Should a line in the entries below contain "placeholder", return that line.

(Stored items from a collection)
──────
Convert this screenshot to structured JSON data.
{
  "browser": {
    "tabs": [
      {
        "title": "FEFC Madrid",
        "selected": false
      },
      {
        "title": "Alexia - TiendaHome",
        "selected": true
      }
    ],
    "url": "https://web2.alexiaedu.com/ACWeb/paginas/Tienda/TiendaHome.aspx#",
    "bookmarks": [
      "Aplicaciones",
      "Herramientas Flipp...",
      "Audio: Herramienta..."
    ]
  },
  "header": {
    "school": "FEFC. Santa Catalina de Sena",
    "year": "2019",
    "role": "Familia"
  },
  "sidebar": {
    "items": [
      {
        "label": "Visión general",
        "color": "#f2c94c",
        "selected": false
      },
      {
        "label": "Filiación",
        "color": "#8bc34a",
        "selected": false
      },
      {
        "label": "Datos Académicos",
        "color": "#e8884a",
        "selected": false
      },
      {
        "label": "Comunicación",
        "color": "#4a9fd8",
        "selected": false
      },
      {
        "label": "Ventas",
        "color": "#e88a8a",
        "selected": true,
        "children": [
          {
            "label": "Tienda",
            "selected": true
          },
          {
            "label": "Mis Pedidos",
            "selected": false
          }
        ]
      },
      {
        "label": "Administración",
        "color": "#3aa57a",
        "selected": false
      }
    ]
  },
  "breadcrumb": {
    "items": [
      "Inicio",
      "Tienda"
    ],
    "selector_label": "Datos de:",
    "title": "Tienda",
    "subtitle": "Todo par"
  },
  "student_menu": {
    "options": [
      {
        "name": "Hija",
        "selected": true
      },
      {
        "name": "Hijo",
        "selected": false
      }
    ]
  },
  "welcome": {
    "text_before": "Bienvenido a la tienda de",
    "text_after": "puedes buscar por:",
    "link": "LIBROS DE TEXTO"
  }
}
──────
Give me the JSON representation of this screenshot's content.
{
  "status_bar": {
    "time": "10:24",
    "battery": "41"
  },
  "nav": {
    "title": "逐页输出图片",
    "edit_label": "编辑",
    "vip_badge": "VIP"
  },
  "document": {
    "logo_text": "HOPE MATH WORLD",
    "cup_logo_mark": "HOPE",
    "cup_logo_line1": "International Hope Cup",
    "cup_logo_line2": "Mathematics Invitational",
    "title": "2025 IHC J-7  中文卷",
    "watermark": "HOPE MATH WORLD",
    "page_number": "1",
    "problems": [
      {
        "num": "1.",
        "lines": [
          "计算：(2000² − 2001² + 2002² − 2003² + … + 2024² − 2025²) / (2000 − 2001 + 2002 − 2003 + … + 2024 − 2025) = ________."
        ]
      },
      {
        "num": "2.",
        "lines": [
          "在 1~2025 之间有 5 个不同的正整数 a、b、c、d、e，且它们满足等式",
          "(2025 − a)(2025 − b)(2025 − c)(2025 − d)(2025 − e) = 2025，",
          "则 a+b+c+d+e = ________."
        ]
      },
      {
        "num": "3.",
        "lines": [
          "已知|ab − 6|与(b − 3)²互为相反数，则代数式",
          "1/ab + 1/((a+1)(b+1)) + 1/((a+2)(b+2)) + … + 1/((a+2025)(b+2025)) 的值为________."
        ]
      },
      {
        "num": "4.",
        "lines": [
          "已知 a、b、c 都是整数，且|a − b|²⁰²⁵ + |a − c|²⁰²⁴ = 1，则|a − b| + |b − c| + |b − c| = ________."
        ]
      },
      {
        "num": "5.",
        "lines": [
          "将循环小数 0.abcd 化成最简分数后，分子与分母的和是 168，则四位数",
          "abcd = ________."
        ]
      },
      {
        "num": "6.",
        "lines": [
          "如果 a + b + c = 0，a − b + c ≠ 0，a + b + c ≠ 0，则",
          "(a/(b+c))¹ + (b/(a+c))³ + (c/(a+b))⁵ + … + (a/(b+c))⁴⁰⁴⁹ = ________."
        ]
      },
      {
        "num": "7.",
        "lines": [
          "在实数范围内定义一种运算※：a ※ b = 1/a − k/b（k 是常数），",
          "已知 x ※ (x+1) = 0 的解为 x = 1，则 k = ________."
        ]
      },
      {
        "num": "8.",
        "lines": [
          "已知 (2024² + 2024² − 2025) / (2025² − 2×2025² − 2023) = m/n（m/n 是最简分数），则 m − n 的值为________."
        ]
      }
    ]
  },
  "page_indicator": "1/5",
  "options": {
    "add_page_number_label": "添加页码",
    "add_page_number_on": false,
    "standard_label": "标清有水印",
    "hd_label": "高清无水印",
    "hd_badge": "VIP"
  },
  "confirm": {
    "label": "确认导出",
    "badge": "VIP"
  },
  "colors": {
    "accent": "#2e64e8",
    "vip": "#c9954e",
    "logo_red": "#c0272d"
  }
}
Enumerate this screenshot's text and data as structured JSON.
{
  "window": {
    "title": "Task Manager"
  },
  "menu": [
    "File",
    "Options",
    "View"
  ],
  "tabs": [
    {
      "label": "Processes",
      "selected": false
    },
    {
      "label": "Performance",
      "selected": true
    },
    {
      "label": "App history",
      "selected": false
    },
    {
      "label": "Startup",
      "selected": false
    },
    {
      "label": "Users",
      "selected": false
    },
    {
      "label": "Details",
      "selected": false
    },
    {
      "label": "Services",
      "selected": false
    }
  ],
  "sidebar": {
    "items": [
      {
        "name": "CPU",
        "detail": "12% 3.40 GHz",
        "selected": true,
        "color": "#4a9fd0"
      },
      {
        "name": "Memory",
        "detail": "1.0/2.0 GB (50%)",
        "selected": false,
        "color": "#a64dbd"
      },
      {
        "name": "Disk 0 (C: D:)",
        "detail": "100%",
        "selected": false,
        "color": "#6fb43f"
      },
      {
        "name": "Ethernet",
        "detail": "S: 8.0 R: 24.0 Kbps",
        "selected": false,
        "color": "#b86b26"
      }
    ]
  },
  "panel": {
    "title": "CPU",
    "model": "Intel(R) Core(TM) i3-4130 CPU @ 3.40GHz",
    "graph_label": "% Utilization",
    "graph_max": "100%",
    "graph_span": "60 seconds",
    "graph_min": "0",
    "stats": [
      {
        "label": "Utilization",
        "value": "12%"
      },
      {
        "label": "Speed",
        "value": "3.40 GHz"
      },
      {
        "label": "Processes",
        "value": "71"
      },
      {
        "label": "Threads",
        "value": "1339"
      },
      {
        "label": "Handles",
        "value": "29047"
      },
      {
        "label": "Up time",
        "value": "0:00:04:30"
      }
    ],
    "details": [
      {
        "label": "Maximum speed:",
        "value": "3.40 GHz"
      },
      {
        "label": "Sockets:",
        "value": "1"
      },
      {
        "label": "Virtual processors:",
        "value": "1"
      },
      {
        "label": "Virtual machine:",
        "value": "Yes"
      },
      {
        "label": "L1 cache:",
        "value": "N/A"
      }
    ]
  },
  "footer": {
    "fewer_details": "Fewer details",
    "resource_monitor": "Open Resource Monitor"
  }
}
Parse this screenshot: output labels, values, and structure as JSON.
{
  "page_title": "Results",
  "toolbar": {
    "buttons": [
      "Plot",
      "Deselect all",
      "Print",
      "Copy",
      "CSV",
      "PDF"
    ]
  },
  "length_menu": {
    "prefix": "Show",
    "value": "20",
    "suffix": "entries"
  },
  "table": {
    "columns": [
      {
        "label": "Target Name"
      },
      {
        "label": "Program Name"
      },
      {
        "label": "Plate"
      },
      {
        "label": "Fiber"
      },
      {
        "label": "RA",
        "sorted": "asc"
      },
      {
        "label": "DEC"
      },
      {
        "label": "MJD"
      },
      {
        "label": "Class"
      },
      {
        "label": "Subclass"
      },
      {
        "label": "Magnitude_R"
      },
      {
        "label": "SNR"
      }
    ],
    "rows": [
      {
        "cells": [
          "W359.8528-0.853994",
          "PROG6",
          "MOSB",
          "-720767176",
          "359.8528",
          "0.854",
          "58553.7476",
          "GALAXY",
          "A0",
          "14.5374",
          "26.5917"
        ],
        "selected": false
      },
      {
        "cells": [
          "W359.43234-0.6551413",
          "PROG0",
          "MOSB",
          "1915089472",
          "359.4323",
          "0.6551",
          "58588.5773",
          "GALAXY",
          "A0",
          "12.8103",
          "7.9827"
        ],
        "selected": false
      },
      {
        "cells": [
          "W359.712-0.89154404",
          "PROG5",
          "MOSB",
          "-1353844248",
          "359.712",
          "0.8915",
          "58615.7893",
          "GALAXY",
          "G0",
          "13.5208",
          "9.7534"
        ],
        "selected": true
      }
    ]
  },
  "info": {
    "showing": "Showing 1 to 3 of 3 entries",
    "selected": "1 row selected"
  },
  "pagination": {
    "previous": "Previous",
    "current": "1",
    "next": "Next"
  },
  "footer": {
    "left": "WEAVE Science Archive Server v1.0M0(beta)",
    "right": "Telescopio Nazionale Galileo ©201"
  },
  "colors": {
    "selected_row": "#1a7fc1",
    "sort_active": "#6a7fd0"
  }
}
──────
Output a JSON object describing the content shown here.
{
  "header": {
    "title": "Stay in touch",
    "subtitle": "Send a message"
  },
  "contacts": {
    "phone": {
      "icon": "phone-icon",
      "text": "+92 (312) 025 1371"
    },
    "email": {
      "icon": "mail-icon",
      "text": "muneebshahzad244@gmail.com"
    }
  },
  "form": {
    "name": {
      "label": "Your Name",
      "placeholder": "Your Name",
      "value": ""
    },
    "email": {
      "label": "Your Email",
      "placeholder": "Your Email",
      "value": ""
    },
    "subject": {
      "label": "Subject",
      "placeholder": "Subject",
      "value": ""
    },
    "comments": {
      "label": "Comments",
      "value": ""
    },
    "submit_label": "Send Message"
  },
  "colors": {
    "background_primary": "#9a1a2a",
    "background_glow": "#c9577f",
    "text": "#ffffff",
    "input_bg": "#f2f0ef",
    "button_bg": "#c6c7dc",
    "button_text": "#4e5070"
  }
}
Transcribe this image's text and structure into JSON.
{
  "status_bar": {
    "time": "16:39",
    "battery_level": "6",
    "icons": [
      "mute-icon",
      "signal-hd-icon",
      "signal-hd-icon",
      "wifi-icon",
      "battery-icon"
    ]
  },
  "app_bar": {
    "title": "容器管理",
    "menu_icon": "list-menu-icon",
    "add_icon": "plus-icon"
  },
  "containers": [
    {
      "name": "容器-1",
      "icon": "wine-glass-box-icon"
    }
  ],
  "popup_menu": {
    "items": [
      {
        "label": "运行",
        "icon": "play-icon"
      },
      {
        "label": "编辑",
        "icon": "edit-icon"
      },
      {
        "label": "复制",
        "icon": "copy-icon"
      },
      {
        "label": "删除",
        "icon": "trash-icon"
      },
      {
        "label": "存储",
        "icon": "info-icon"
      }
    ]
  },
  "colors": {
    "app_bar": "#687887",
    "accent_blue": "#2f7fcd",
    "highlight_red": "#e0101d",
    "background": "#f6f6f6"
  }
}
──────
Problem solution
      "placeholder": "Your Name",
      "placeholder": "Your Email",
      "placeholder": "Subject",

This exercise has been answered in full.